▶ [What the task asks]: Show every line of the material that follows in which the word "JSON" occurs.

▶ [Data extracts]:
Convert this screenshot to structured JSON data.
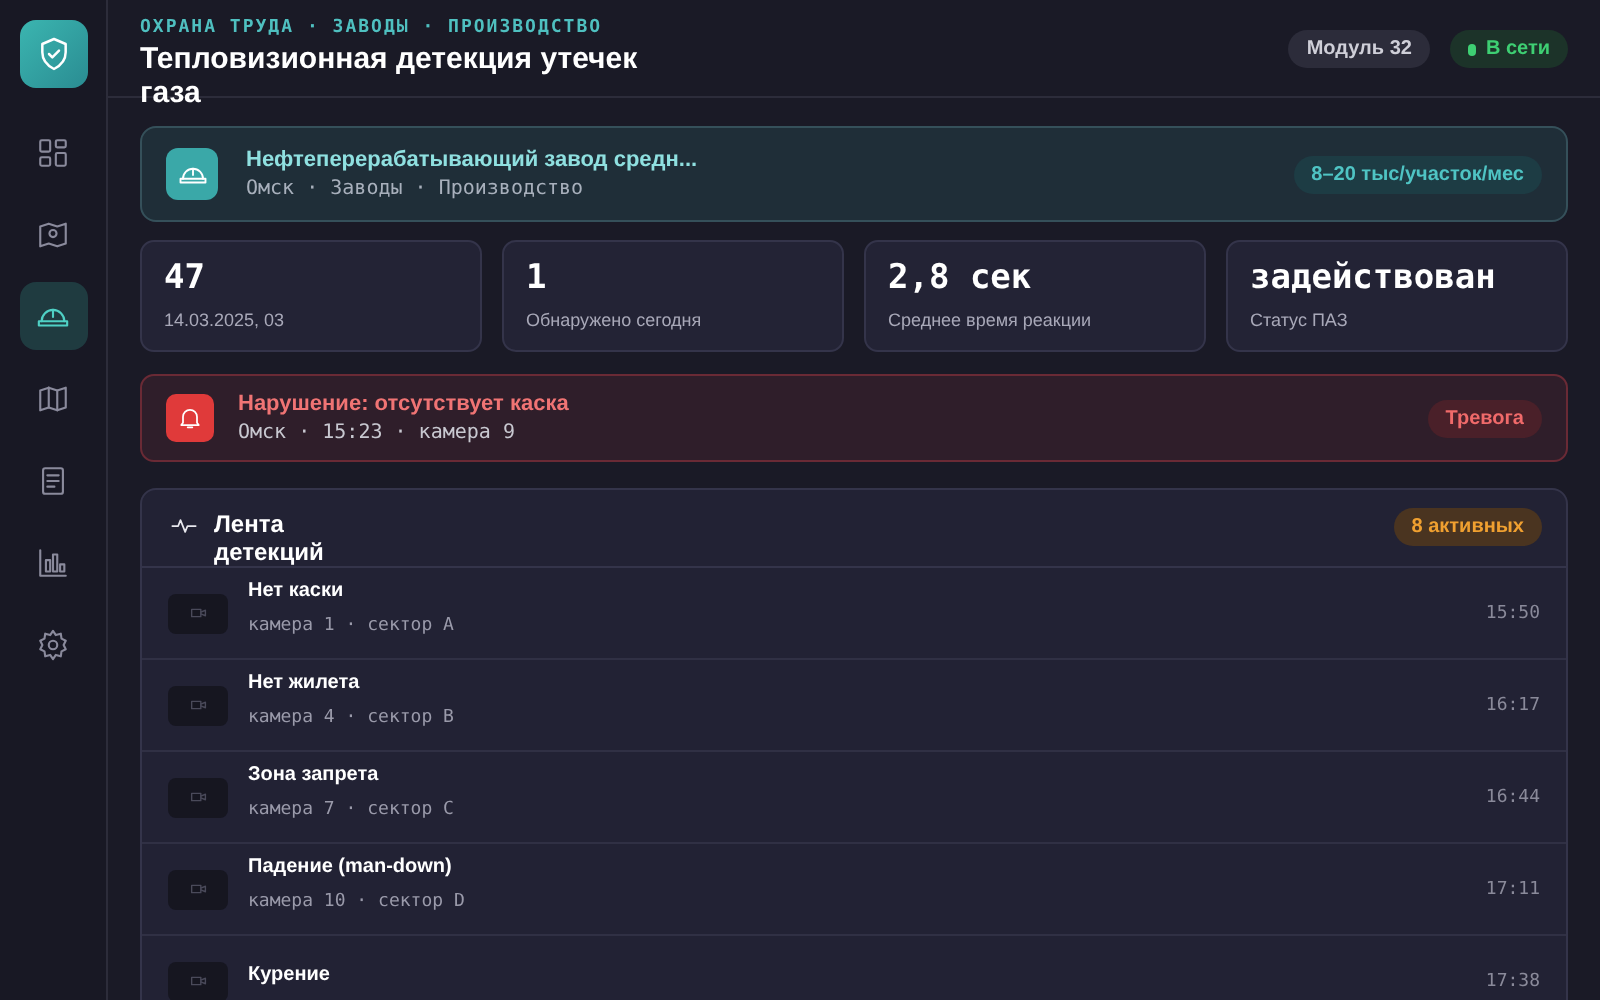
{
  "sidebar": {
    "items": [
      {
        "kind": "grid",
        "selected": false
      },
      {
        "kind": "camera",
        "selected": false
      },
      {
        "kind": "helmet",
        "selected": true
      },
      {
        "kind": "map",
        "selected": false
      },
      {
        "kind": "document",
        "selected": false
      },
      {
        "kind": "chart",
        "selected": false
      },
      {
        "kind": "gear",
        "selected": false
      }
    ]
  },
  "header": {
    "breadcrumb": "ОХРАНА ТРУДА · ЗАВОДЫ · ПРОИЗВОДСТВО",
    "title": "Тепловизионная детекция утечек газа",
    "module": "Модуль 32",
    "status": "В сети",
    "online": true
  },
  "site": {
    "name": "Нефтеперерабатывающий завод средн...",
    "meta": "Омск · Заводы · Производство",
    "price": "8–20 тыс/участок/мес"
  },
  "stats": [
    {
      "value": "47",
      "label": "14.03.2025, 03"
    },
    {
      "value": "1",
      "label": "Обнаружено сегодня"
    },
    {
      "value": "2,8 сек",
      "label": "Среднее время реакции"
    },
    {
      "value": "задействован",
      "label": "Статус ПАЗ"
    }
  ],
  "alert": {
    "title": "Нарушение: отсутствует каска",
    "meta": "Омск · 15:23 · камера 9",
    "badge": "Тревога"
  },
  "feed": {
    "title": "Лента детекций",
    "badge": "8 активных",
    "rows": [
      {
        "title": "Нет каски",
        "meta": "камера 1 · сектор A",
        "time": "15:50"
      },
      {
        "title": "Нет жилета",
        "meta": "камера 4 · сектор B",
        "time": "16:17"
      },
      {
        "title": "Зона запрета",
        "meta": "камера 7 · сектор C",
        "time": "16:44"
      },
      {
        "title": "Падение (man-down)",
        "meta": "камера 10 · сектор D",
        "time": "17:11"
      },
      {
        "title": "Курение",
        "time": "17:38"
      }
    ]
  }
}
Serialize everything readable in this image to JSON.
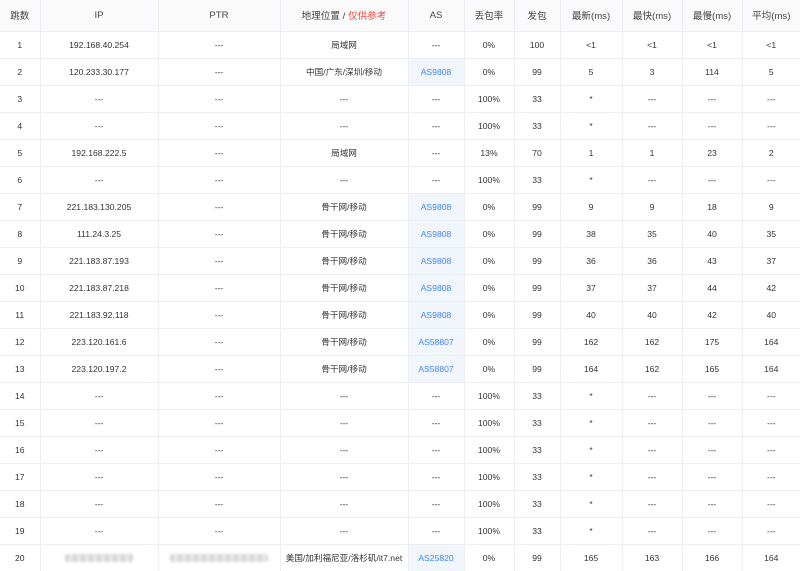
{
  "headers": {
    "hop": "跳数",
    "ip": "IP",
    "ptr": "PTR",
    "geo": "地理位置 /",
    "geo_note": "仅供参考",
    "as": "AS",
    "loss": "丢包率",
    "sent": "发包",
    "last": "最新(ms)",
    "best": "最快(ms)",
    "worst": "最慢(ms)",
    "avg": "平均(ms)"
  },
  "rows": [
    {
      "hop": "1",
      "ip": "192.168.40.254",
      "ptr": "---",
      "geo": "局域网",
      "as": "---",
      "loss": "0%",
      "sent": "100",
      "last": "<1",
      "best": "<1",
      "worst": "<1",
      "avg": "<1"
    },
    {
      "hop": "2",
      "ip": "120.233.30.177",
      "ptr": "---",
      "geo": "中国/广东/深圳/移动",
      "as": "AS9808",
      "loss": "0%",
      "sent": "99",
      "last": "5",
      "best": "3",
      "worst": "114",
      "avg": "5"
    },
    {
      "hop": "3",
      "ip": "---",
      "ptr": "---",
      "geo": "---",
      "as": "---",
      "loss": "100%",
      "sent": "33",
      "last": "*",
      "best": "---",
      "worst": "---",
      "avg": "---"
    },
    {
      "hop": "4",
      "ip": "---",
      "ptr": "---",
      "geo": "---",
      "as": "---",
      "loss": "100%",
      "sent": "33",
      "last": "*",
      "best": "---",
      "worst": "---",
      "avg": "---"
    },
    {
      "hop": "5",
      "ip": "192.168.222.5",
      "ptr": "---",
      "geo": "局域网",
      "as": "---",
      "loss": "13%",
      "sent": "70",
      "last": "1",
      "best": "1",
      "worst": "23",
      "avg": "2"
    },
    {
      "hop": "6",
      "ip": "---",
      "ptr": "---",
      "geo": "---",
      "as": "---",
      "loss": "100%",
      "sent": "33",
      "last": "*",
      "best": "---",
      "worst": "---",
      "avg": "---"
    },
    {
      "hop": "7",
      "ip": "221.183.130.205",
      "ptr": "---",
      "geo": "骨干网/移动",
      "as": "AS9808",
      "loss": "0%",
      "sent": "99",
      "last": "9",
      "best": "9",
      "worst": "18",
      "avg": "9"
    },
    {
      "hop": "8",
      "ip": "111.24.3.25",
      "ptr": "---",
      "geo": "骨干网/移动",
      "as": "AS9808",
      "loss": "0%",
      "sent": "99",
      "last": "38",
      "best": "35",
      "worst": "40",
      "avg": "35"
    },
    {
      "hop": "9",
      "ip": "221.183.87.193",
      "ptr": "---",
      "geo": "骨干网/移动",
      "as": "AS9808",
      "loss": "0%",
      "sent": "99",
      "last": "36",
      "best": "36",
      "worst": "43",
      "avg": "37"
    },
    {
      "hop": "10",
      "ip": "221.183.87.218",
      "ptr": "---",
      "geo": "骨干网/移动",
      "as": "AS9808",
      "loss": "0%",
      "sent": "99",
      "last": "37",
      "best": "37",
      "worst": "44",
      "avg": "42"
    },
    {
      "hop": "11",
      "ip": "221.183.92.118",
      "ptr": "---",
      "geo": "骨干网/移动",
      "as": "AS9808",
      "loss": "0%",
      "sent": "99",
      "last": "40",
      "best": "40",
      "worst": "42",
      "avg": "40"
    },
    {
      "hop": "12",
      "ip": "223.120.161.6",
      "ptr": "---",
      "geo": "骨干网/移动",
      "as": "AS58807",
      "loss": "0%",
      "sent": "99",
      "last": "162",
      "best": "162",
      "worst": "175",
      "avg": "164"
    },
    {
      "hop": "13",
      "ip": "223.120.197.2",
      "ptr": "---",
      "geo": "骨干网/移动",
      "as": "AS58807",
      "loss": "0%",
      "sent": "99",
      "last": "164",
      "best": "162",
      "worst": "165",
      "avg": "164"
    },
    {
      "hop": "14",
      "ip": "---",
      "ptr": "---",
      "geo": "---",
      "as": "---",
      "loss": "100%",
      "sent": "33",
      "last": "*",
      "best": "---",
      "worst": "---",
      "avg": "---"
    },
    {
      "hop": "15",
      "ip": "---",
      "ptr": "---",
      "geo": "---",
      "as": "---",
      "loss": "100%",
      "sent": "33",
      "last": "*",
      "best": "---",
      "worst": "---",
      "avg": "---"
    },
    {
      "hop": "16",
      "ip": "---",
      "ptr": "---",
      "geo": "---",
      "as": "---",
      "loss": "100%",
      "sent": "33",
      "last": "*",
      "best": "---",
      "worst": "---",
      "avg": "---"
    },
    {
      "hop": "17",
      "ip": "---",
      "ptr": "---",
      "geo": "---",
      "as": "---",
      "loss": "100%",
      "sent": "33",
      "last": "*",
      "best": "---",
      "worst": "---",
      "avg": "---"
    },
    {
      "hop": "18",
      "ip": "---",
      "ptr": "---",
      "geo": "---",
      "as": "---",
      "loss": "100%",
      "sent": "33",
      "last": "*",
      "best": "---",
      "worst": "---",
      "avg": "---"
    },
    {
      "hop": "19",
      "ip": "---",
      "ptr": "---",
      "geo": "---",
      "as": "---",
      "loss": "100%",
      "sent": "33",
      "last": "*",
      "best": "---",
      "worst": "---",
      "avg": "---"
    },
    {
      "hop": "20",
      "ip": "",
      "ptr": "",
      "geo": "美国/加利福尼亚/洛杉矶/it7.net",
      "as": "AS25820",
      "loss": "0%",
      "sent": "99",
      "last": "165",
      "best": "163",
      "worst": "166",
      "avg": "164",
      "ip_hidden": true,
      "ptr_hidden": true
    }
  ],
  "colors": {
    "header_bg": "#fafafa",
    "border": "#ebeef5",
    "link": "#3f86f2",
    "as_cell_bg": "#f1f6fd",
    "warning": "#ee4c4c"
  }
}
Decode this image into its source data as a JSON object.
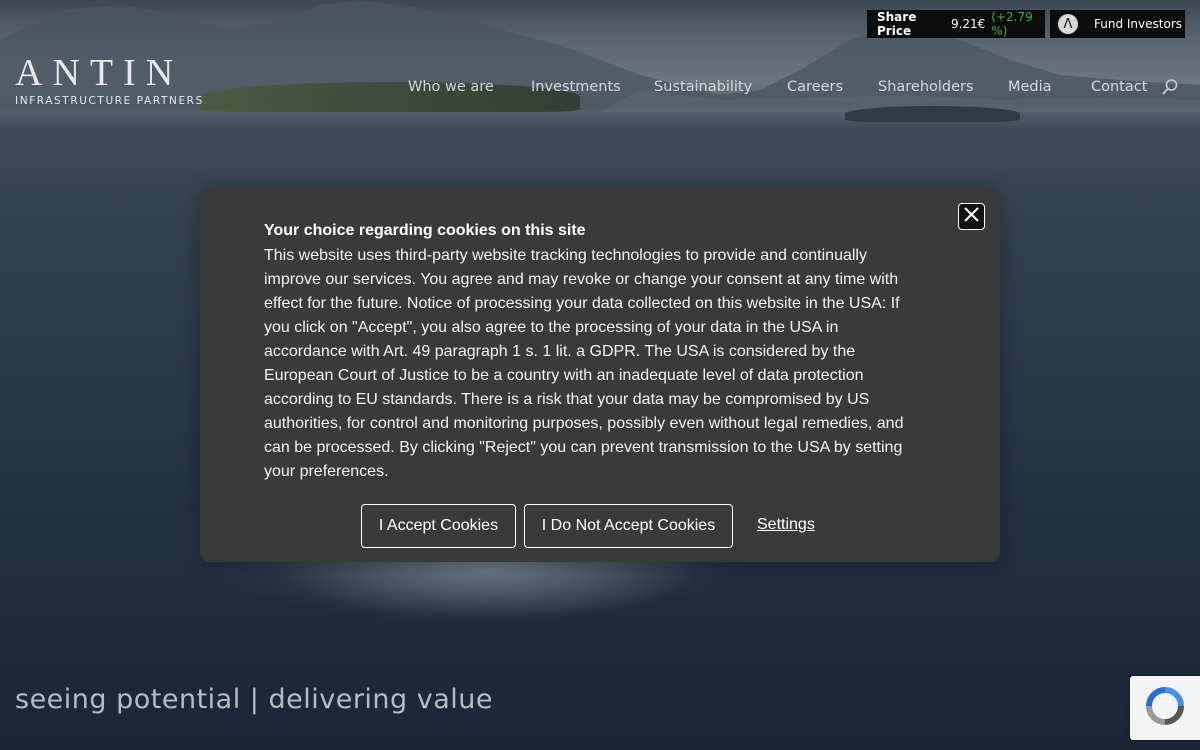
{
  "top_bar": {
    "share_label": "Share Price",
    "share_value": "9.21€",
    "share_change": "(+2.79 %)",
    "fund_logo_glyph": "Λ",
    "fund_label": "Fund Investors"
  },
  "logo": {
    "name": "ANTIN",
    "subtitle": "INFRASTRUCTURE PARTNERS"
  },
  "nav": {
    "items": [
      {
        "label": "Who we are"
      },
      {
        "label": "Investments"
      },
      {
        "label": "Sustainability"
      },
      {
        "label": "Careers"
      },
      {
        "label": "Shareholders"
      },
      {
        "label": "Media"
      },
      {
        "label": "Contact"
      }
    ],
    "search_icon": "search-icon"
  },
  "cookie_dialog": {
    "title": "Your choice regarding cookies on this site",
    "body": "This website uses third-party website tracking technologies to provide and continually improve our services. You agree and may revoke or change your consent at any time with effect for the future. Notice of processing your data collected on this website in the USA: If you click on \"Accept\", you also agree to the processing of your data in the USA in accordance with Art. 49 paragraph 1 s. 1 lit. a GDPR. The USA is considered by the European Court of Justice to be a country with an inadequate level of data protection according to EU standards. There is a risk that your data may be compromised by US authorities, for control and monitoring purposes, possibly even without legal remedies, and can be processed. By clicking \"Reject\" you can prevent transmission to the USA by setting your preferences.",
    "accept_label": "I Accept Cookies",
    "reject_label": "I Do Not Accept Cookies",
    "settings_label": "Settings",
    "close_icon": "close-icon"
  },
  "hero": {
    "tagline": "seeing potential | delivering value"
  },
  "colors": {
    "dialog_bg": "#3a3a3a",
    "share_change": "#3bb03b",
    "topbar_bg": "#0c0c0c"
  }
}
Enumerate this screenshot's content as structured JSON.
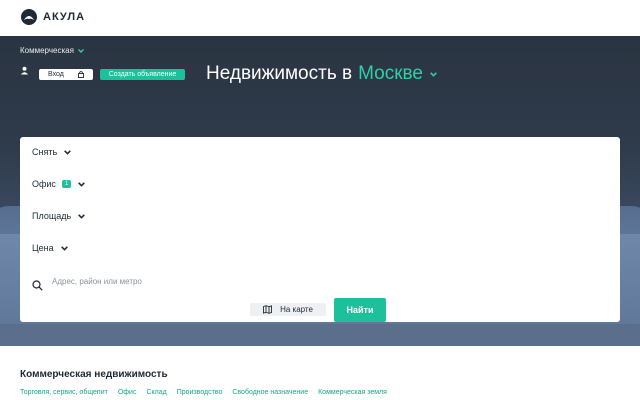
{
  "brand": {
    "name": "АКУЛА",
    "logo_icon": "shark-logo-icon"
  },
  "colors": {
    "accent": "#1cc09a",
    "accent_text": "#2fd0a8",
    "hero_dark": "#2a3441",
    "text_dark": "#1f2a37"
  },
  "hero": {
    "category": "Коммерческая",
    "login_label": "Вход",
    "create_label": "Создать объявление",
    "headline": "Недвижимость в",
    "city": "Москве"
  },
  "search": {
    "deal_type": "Снять",
    "property_type": "Офис",
    "property_type_count": "1",
    "area_label": "Площадь",
    "price_label": "Цена",
    "address_placeholder": "Адрес, район или метро",
    "map_label": "На карте",
    "find_label": "Найти"
  },
  "section": {
    "title": "Коммерческая недвижимость",
    "links": [
      "Торговля, сервис, общепит",
      "Офис",
      "Склад",
      "Производство",
      "Свободное назначение",
      "Коммерческая земля"
    ]
  }
}
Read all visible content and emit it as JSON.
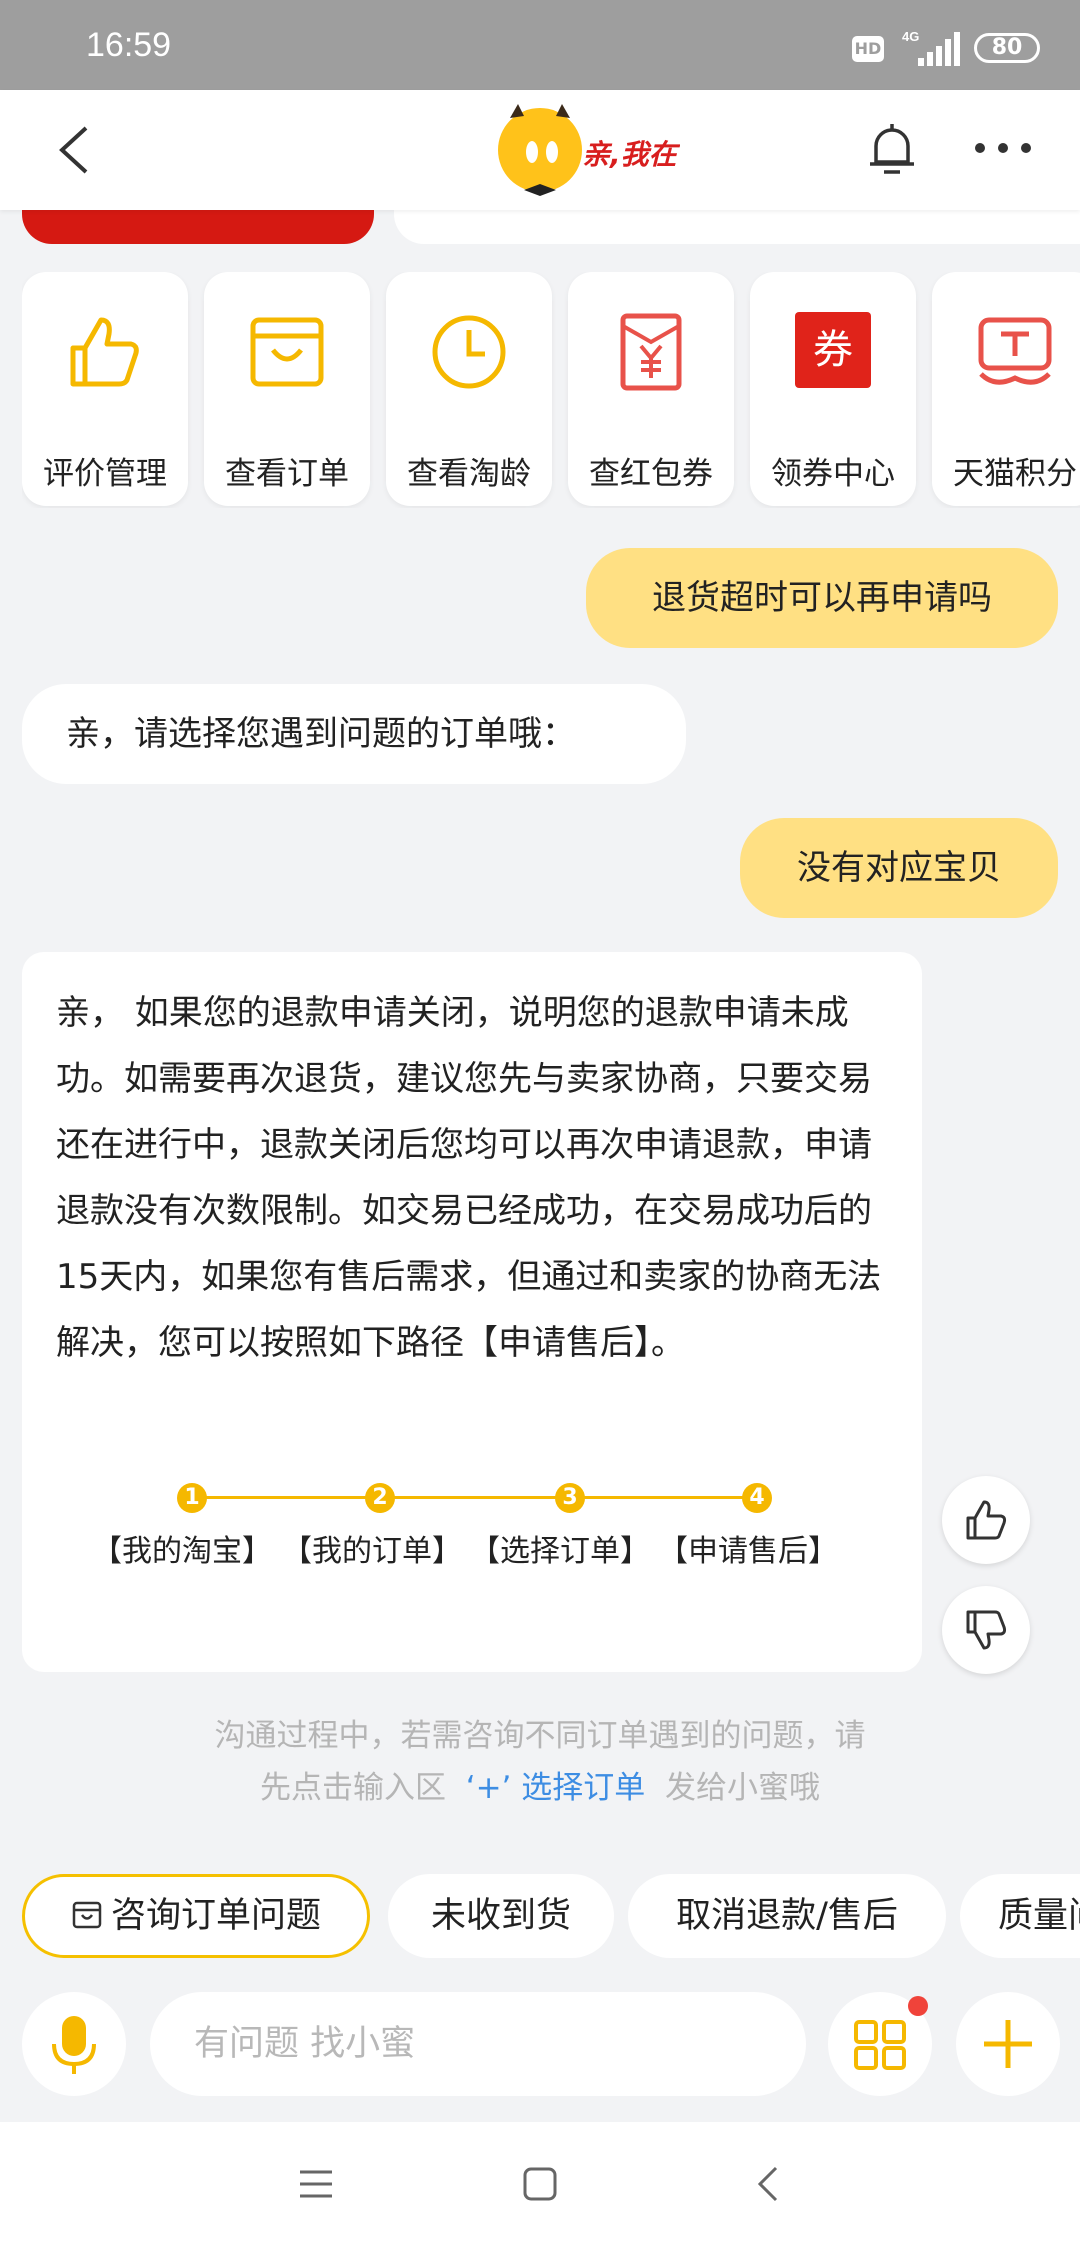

▶ [Answer space]:
Convert this screenshot to structured JSON data.
Serialize everything readable in this image to JSON.
Decode this image into its source data as a JSON object.
Enumerate this screenshot's content as structured JSON.
Read all visible content and emit it as JSON.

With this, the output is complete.